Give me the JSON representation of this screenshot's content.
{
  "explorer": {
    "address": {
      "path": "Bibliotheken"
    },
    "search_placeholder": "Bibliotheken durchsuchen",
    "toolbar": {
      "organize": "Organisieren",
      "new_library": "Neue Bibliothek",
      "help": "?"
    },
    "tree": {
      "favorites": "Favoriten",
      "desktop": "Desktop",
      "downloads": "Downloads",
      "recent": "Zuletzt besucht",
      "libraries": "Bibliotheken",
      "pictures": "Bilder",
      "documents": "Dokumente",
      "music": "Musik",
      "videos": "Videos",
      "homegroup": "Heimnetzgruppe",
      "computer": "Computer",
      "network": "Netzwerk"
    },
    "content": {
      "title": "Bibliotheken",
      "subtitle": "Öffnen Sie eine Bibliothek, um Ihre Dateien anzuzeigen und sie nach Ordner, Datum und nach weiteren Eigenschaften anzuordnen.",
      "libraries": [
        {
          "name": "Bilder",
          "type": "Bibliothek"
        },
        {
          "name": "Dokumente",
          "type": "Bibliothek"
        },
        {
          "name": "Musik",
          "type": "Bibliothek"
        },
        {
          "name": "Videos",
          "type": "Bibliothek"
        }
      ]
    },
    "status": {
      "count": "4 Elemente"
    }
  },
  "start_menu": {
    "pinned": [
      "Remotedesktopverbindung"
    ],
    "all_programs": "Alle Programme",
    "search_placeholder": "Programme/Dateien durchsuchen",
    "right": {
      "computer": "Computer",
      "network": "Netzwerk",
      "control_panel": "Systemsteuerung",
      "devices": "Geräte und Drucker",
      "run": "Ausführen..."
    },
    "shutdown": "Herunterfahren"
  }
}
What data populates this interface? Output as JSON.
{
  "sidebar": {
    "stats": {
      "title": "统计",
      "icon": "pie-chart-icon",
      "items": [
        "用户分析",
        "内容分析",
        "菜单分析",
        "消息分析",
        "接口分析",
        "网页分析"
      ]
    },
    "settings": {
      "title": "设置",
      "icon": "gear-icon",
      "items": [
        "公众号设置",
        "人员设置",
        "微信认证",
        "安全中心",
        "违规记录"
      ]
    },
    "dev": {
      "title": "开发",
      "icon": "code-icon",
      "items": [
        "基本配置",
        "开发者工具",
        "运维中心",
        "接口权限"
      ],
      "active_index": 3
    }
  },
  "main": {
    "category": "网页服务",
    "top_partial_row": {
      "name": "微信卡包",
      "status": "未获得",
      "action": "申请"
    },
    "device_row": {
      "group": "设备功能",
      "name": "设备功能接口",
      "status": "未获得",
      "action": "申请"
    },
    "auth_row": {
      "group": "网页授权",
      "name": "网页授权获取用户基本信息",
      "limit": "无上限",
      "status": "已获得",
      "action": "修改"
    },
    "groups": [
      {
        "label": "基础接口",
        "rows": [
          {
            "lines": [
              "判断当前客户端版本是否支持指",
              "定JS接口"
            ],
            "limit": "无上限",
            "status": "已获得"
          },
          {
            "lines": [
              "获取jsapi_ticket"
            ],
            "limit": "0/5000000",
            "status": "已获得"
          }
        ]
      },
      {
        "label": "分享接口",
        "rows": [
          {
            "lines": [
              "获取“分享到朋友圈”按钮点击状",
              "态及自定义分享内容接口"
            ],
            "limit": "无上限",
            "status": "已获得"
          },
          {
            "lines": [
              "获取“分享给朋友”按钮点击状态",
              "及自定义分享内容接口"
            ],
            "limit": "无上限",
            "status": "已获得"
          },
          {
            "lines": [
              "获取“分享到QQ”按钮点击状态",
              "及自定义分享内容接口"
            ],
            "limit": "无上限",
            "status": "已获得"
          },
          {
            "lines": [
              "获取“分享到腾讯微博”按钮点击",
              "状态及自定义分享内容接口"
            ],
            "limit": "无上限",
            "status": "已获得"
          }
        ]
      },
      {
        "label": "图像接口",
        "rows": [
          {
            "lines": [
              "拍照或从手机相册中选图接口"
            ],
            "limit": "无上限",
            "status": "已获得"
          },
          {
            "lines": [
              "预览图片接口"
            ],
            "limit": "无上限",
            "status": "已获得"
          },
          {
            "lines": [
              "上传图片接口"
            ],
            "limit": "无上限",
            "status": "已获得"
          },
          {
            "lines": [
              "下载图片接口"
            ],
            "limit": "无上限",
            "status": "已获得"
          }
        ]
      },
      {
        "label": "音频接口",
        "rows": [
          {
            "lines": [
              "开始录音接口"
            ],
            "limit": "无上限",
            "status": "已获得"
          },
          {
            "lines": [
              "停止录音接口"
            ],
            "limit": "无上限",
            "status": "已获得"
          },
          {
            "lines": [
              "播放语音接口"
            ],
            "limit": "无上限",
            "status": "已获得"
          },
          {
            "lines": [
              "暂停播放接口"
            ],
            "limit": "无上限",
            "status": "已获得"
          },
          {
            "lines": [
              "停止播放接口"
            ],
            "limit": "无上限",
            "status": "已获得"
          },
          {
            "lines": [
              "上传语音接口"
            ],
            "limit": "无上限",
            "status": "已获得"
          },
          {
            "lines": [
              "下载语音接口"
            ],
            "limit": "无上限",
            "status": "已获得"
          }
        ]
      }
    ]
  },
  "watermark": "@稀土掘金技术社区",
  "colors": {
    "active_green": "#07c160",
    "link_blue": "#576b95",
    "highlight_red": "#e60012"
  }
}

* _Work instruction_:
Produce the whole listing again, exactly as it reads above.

* _Output_:
Give me the JSON representation of this screenshot's content.
{
  "explorer": {
    "address": {
      "path": "Bibliotheken"
    },
    "search_placeholder": "Bibliotheken durchsuchen",
    "toolbar": {
      "organize": "Organisieren",
      "new_library": "Neue Bibliothek",
      "help": "?"
    },
    "tree": {
      "favorites": "Favoriten",
      "desktop": "Desktop",
      "downloads": "Downloads",
      "recent": "Zuletzt besucht",
      "libraries": "Bibliotheken",
      "pictures": "Bilder",
      "documents": "Dokumente",
      "music": "Musik",
      "videos": "Videos",
      "homegroup": "Heimnetzgruppe",
      "computer": "Computer",
      "network": "Netzwerk"
    },
    "content": {
      "title": "Bibliotheken",
      "subtitle": "Öffnen Sie eine Bibliothek, um Ihre Dateien anzuzeigen und sie nach Ordner, Datum und nach weiteren Eigenschaften anzuordnen.",
      "libraries": [
        {
          "name": "Bilder",
          "type": "Bibliothek"
        },
        {
          "name": "Dokumente",
          "type": "Bibliothek"
        },
        {
          "name": "Musik",
          "type": "Bibliothek"
        },
        {
          "name": "Videos",
          "type": "Bibliothek"
        }
      ]
    },
    "status": {
      "count": "4 Elemente"
    }
  },
  "start_menu": {
    "pinned": [
      "Remotedesktopverbindung"
    ],
    "all_programs": "Alle Programme",
    "search_placeholder": "Programme/Dateien durchsuchen",
    "right": {
      "computer": "Computer",
      "network": "Netzwerk",
      "control_panel": "Systemsteuerung",
      "devices": "Geräte und Drucker",
      "run": "Ausführen..."
    },
    "shutdown": "Herunterfahren"
  }
}
What data populates this interface? Output as JSON.
{
  "sidebar": {
    "stats": {
      "title": "统计",
      "icon": "pie-chart-icon",
      "items": [
        "用户分析",
        "内容分析",
        "菜单分析",
        "消息分析",
        "接口分析",
        "网页分析"
      ]
    },
    "settings": {
      "title": "设置",
      "icon": "gear-icon",
      "items": [
        "公众号设置",
        "人员设置",
        "微信认证",
        "安全中心",
        "违规记录"
      ]
    },
    "dev": {
      "title": "开发",
      "icon": "code-icon",
      "items": [
        "基本配置",
        "开发者工具",
        "运维中心",
        "接口权限"
      ],
      "active_index": 3
    }
  },
  "main": {
    "category": "网页服务",
    "top_partial_row": {
      "name": "微信卡包",
      "status": "未获得",
      "action": "申请"
    },
    "device_row": {
      "group": "设备功能",
      "name": "设备功能接口",
      "status": "未获得",
      "action": "申请"
    },
    "auth_row": {
      "group": "网页授权",
      "name": "网页授权获取用户基本信息",
      "limit": "无上限",
      "status": "已获得",
      "action": "修改"
    },
    "groups": [
      {
        "label": "基础接口",
        "rows": [
          {
            "lines": [
              "判断当前客户端版本是否支持指",
              "定JS接口"
            ],
            "limit": "无上限",
            "status": "已获得"
          },
          {
            "lines": [
              "获取jsapi_ticket"
            ],
            "limit": "0/5000000",
            "status": "已获得"
          }
        ]
      },
      {
        "label": "分享接口",
        "rows": [
          {
            "lines": [
              "获取“分享到朋友圈”按钮点击状",
              "态及自定义分享内容接口"
            ],
            "limit": "无上限",
            "status": "已获得"
          },
          {
            "lines": [
              "获取“分享给朋友”按钮点击状态",
              "及自定义分享内容接口"
            ],
            "limit": "无上限",
            "status": "已获得"
          },
          {
            "lines": [
              "获取“分享到QQ”按钮点击状态",
              "及自定义分享内容接口"
            ],
            "limit": "无上限",
            "status": "已获得"
          },
          {
            "lines": [
              "获取“分享到腾讯微博”按钮点击",
              "状态及自定义分享内容接口"
            ],
            "limit": "无上限",
            "status": "已获得"
          }
        ]
      },
      {
        "label": "图像接口",
        "rows": [
          {
            "lines": [
              "拍照或从手机相册中选图接口"
            ],
            "limit": "无上限",
            "status": "已获得"
          },
          {
            "lines": [
              "预览图片接口"
            ],
            "limit": "无上限",
            "status": "已获得"
          },
          {
            "lines": [
              "上传图片接口"
            ],
            "limit": "无上限",
            "status": "已获得"
          },
          {
            "lines": [
              "下载图片接口"
            ],
            "limit": "无上限",
            "status": "已获得"
          }
        ]
      },
      {
        "label": "音频接口",
        "rows": [
          {
            "lines": [
              "开始录音接口"
            ],
            "limit": "无上限",
            "status": "已获得"
          },
          {
            "lines": [
              "停止录音接口"
            ],
            "limit": "无上限",
            "status": "已获得"
          },
          {
            "lines": [
              "播放语音接口"
            ],
            "limit": "无上限",
            "status": "已获得"
          },
          {
            "lines": [
              "暂停播放接口"
            ],
            "limit": "无上限",
            "status": "已获得"
          },
          {
            "lines": [
              "停止播放接口"
            ],
            "limit": "无上限",
            "status": "已获得"
          },
          {
            "lines": [
              "上传语音接口"
            ],
            "limit": "无上限",
            "status": "已获得"
          },
          {
            "lines": [
              "下载语音接口"
            ],
            "limit": "无上限",
            "status": "已获得"
          }
        ]
      }
    ]
  },
  "watermark": "@稀土掘金技术社区",
  "colors": {
    "active_green": "#07c160",
    "link_blue": "#576b95",
    "highlight_red": "#e60012"
  }
}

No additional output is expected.